◆ Record set ◆
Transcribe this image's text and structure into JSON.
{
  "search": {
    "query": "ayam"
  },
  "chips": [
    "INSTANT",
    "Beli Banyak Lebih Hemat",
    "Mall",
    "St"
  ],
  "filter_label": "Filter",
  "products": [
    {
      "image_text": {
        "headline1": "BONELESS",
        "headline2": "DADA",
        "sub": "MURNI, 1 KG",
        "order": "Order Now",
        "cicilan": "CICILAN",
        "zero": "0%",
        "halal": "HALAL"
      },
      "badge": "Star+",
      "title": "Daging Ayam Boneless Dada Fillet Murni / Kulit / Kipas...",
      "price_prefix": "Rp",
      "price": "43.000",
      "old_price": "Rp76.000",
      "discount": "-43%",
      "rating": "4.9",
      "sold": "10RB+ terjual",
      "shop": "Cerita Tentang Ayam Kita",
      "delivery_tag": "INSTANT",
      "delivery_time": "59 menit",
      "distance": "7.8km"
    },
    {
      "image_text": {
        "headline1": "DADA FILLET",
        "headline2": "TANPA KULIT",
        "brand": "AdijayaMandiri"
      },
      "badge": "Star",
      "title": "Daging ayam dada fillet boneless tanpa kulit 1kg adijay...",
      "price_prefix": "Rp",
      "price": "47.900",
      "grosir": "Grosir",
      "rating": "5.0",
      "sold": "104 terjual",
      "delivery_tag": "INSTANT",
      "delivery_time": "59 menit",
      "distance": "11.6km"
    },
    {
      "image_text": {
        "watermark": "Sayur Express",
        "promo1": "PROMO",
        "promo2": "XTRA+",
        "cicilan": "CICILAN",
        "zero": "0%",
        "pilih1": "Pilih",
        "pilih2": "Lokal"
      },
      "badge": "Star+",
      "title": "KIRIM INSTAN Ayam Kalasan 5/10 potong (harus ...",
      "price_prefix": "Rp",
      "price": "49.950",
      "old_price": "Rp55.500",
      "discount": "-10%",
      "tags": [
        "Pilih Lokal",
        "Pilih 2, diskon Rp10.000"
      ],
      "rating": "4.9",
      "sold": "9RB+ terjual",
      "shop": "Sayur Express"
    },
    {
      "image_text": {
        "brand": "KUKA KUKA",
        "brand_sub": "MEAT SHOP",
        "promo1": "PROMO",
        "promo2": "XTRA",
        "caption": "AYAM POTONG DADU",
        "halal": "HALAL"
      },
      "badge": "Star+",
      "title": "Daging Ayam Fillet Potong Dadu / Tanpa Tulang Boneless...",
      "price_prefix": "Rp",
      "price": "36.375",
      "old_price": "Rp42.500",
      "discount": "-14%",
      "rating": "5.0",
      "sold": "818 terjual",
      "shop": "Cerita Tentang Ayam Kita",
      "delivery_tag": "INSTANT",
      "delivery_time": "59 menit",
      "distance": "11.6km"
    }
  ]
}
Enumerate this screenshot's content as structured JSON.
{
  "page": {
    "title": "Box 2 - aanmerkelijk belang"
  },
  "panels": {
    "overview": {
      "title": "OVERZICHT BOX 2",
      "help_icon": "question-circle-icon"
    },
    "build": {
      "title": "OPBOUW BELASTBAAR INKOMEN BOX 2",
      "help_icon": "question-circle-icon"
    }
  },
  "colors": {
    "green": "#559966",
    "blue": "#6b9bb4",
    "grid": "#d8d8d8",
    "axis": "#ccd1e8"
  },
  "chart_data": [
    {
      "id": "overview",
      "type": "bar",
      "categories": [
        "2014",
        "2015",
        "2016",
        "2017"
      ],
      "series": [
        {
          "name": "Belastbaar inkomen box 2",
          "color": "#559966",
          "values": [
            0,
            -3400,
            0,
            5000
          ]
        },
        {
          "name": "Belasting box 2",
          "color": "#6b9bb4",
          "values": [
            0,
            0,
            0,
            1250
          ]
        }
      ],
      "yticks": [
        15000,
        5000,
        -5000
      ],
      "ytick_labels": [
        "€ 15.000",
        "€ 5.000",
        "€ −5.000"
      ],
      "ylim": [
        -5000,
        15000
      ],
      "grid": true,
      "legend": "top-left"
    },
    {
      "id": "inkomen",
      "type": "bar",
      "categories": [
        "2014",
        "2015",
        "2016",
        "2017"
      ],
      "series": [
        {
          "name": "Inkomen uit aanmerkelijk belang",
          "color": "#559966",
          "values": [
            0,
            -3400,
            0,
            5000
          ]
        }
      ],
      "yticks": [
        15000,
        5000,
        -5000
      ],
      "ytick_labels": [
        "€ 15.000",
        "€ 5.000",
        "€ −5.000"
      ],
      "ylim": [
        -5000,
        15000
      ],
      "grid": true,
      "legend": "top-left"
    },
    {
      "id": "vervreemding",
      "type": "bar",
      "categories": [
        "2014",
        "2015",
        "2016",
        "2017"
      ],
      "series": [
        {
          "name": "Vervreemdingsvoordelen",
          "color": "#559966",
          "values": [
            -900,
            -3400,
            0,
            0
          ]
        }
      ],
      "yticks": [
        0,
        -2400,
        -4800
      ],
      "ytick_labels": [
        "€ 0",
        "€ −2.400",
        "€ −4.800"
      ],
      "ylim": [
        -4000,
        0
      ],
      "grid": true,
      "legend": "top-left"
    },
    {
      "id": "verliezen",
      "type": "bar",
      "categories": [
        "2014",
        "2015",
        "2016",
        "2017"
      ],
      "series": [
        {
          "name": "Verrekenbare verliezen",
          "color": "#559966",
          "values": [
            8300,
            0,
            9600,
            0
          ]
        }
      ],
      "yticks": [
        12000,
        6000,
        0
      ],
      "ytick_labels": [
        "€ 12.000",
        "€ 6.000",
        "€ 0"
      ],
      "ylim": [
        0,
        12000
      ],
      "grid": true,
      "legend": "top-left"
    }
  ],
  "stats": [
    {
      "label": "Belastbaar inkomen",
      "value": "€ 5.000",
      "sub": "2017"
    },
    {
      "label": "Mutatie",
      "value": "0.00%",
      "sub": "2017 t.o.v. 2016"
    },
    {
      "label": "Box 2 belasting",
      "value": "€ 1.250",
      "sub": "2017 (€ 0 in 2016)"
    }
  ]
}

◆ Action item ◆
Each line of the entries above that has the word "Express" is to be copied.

◆ Completed task ◆
        "watermark": "Sayur Express",
      "shop": "Sayur Express"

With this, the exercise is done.